Welcome back to part 2 of my series on dedicated combat mechanics in D&D. Here we will take a look into what exactly is going on under the hood of D&D in terms of its dedicated mechanics.
So games typically provide complex mechanisms for the parts of the game that are deemed “important” by its creators. In D&D, combat is “important” because combat is the crucible that enables character development and progress. (This is something D&D arguably does better than any other system out there.) The designers of D&D had a reason in mind when they gave combat multiple pages while giving Diplomacy a humble paragraph.
Consider for a moment just what improves when you gain a level in D&D. More HP, more combat abilities, more spells, even? Your proficiency bonus raises every so often that increases your other skills like perception, but that’s almost an afterthought since proficiency bonuses also improve your ability to hit stuff. That’s a lot of bonuses and changes for one thing: combat. But take a look at the rules for combat in the Player’s Handbook compared to everything else! This is a great rule of thumb for any RPG: If you ever wanted to know what an RPG wants you to do to resolve conflicts, look for the sections with the biggest amount of dedicated page space.
What do you get from a dedicated system?
So why do RPGs want to dedicate page space to different portions of a game? What do you “get” by introducing more rules into a system?
The first thing it does is introduce distinguishable paths of doing the same thing. In D&D are you fighting with a sword? Axe? Two swords? Bow? Javelin? Spells? These options allow players to choose how they want to succeed or fail. Players choose their avenue of what numbers to add to their rolls in order to improve their chance of success.
Pokemon does this exact same thing. While it doesn’t really come with a manual and it doesn’t really need to. Every problem in that game is a nail that you solve with your hammer: Pokemon Battles. Your choices are which Pokemon you bring with you.
In a more complex way, introducing new mechanics can also change the resolution of your action. If a game tells you to roll a die to determine if you succeed or fail, a designer may produce mechanisms to protract that instant success or failure into a series of successes or failures. Instead of a succeeding right away, you might have only taken a step in the right direction.

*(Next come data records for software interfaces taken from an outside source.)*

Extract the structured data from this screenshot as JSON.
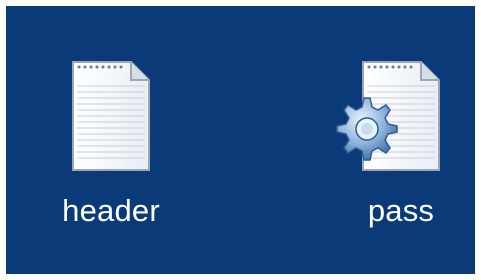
{
  "desktop": {
    "background_color": "#0b3a78",
    "items": [
      {
        "label": "header",
        "icon": "text-document-icon"
      },
      {
        "label": "pass",
        "icon": "config-document-icon"
      }
    ]
  }
}
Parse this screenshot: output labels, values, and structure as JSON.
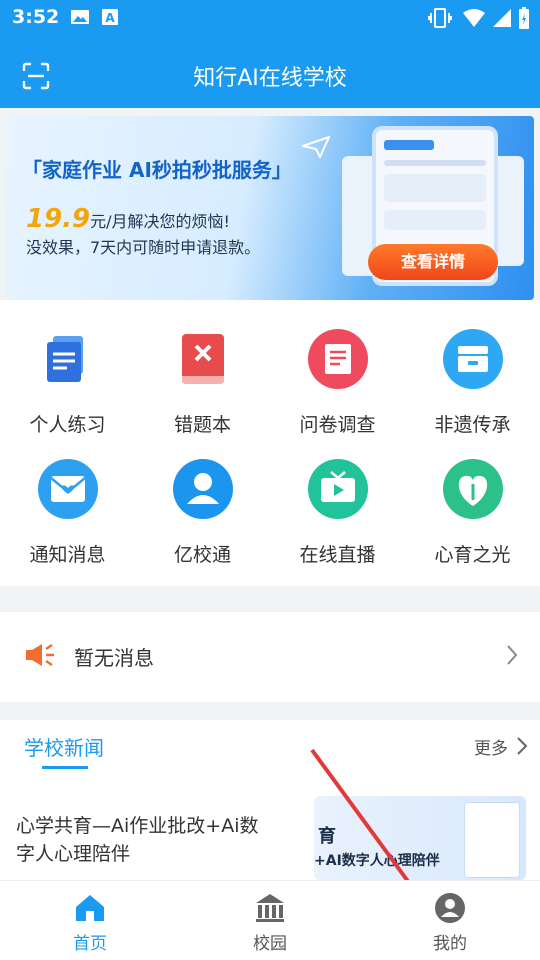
{
  "status_bar": {
    "time": "3:52"
  },
  "app_bar": {
    "title": "知行AI在线学校",
    "scan_icon": "scan-icon"
  },
  "banner": {
    "headline": "「家庭作业  AI秒拍秒批服务」",
    "price": "19.9",
    "price_suffix": "元/月解决您的烦恼!",
    "line3": "没效果，7天内可随时申请退款。",
    "cta": "查看详情"
  },
  "grid": {
    "items": [
      {
        "label": "个人练习",
        "icon": "document-icon",
        "color": "#3a7fe6"
      },
      {
        "label": "错题本",
        "icon": "book-x-icon",
        "color": "#e84b4b"
      },
      {
        "label": "问卷调查",
        "icon": "certificate-icon",
        "color": "#f04a5e"
      },
      {
        "label": "非遗传承",
        "icon": "cabinet-icon",
        "color": "#2ea8f5"
      },
      {
        "label": "通知消息",
        "icon": "envelope-heart-icon",
        "color": "#2ea0f0"
      },
      {
        "label": "亿校通",
        "icon": "user-icon",
        "color": "#1c95ee"
      },
      {
        "label": "在线直播",
        "icon": "tv-play-icon",
        "color": "#22c29a"
      },
      {
        "label": "心育之光",
        "icon": "heart-leaf-icon",
        "color": "#2cc08a"
      }
    ]
  },
  "notice": {
    "text": "暂无消息"
  },
  "news": {
    "tab": "学校新闻",
    "more": "更多",
    "article_title": "心学共育—Ai作业批改+Ai数字人心理陪伴",
    "thumb_text1": "育",
    "thumb_text2": "+AI数字人心理陪伴"
  },
  "tabbar": {
    "items": [
      {
        "label": "首页",
        "icon": "home-icon"
      },
      {
        "label": "校园",
        "icon": "campus-icon"
      },
      {
        "label": "我的",
        "icon": "profile-icon"
      }
    ],
    "active_color": "#1a9af0"
  }
}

This is most obviously demonstrated through combat damage. If you hit a monster with your weapon, did you kill it? Did you cause just a flesh wound? The might of your blow is determined by this new “effectiveness” mechanic called damage. Damage figuratively and literally chip and hack away this game’s puzzle. If monsters are puzzles that take X pieces to solve (X being the number of hitpoints) then it’s logical that the more damage you do, the faster the puzzle is solved. This is why having more or less players at the table affects the challenge of puzzles.
Compare this to a perception check or other “skill or ability” check where your action’s success AND scope are tied into a single roll. If and how well you heard the goblins is a part of your single perception skill roll.
The trade-off for emphasizing combat is that your non-combat options are always a little underdeveloped and left to the GM to determine their effectiveness. Ponder this for a moment, does my character get experience and, thus, better at killing things, if he or she talks every problem out with monsters?
So Why Combat?
Why do we emphasize life and death struggles? Simply put, fictionally this type of struggle provides the easiest tension and understanding of the stakes. If I win, I live, if I lose, I die. Clerical spells aside, there’s a certain permanency to those ending states of a struggle so a player is forced to engage if he or she wishes to keep on keeping on.
Just like pokemon, sometimes combat is also the only way to settle disputes. The majority of adventures in D&D also occur outside the realm of law. Most fantastic adventures thrive outside towns and deep in the unknown outside world, above or below ground. And in these far flung places, the law is in short supply and thus the “Natural Order” is king. Kill or be killed. It’s difficult to look into the smoldering onyx eyes of the skeletal guardian and get it to agree to take this property dispute to the judiciary system of Hamlettsburg. What would the town do as skeletons gave testimony in court? Would the town even recognize these undead as legal persons? These are questions you rarely have to ask in your D&D games.
Next week, I will take a look into good and bad of a RPG system that grants near equal emphasis on everything: Dungeon World.
I hide in a cubicle all day until the night time where I play RPGs and other games and stuff.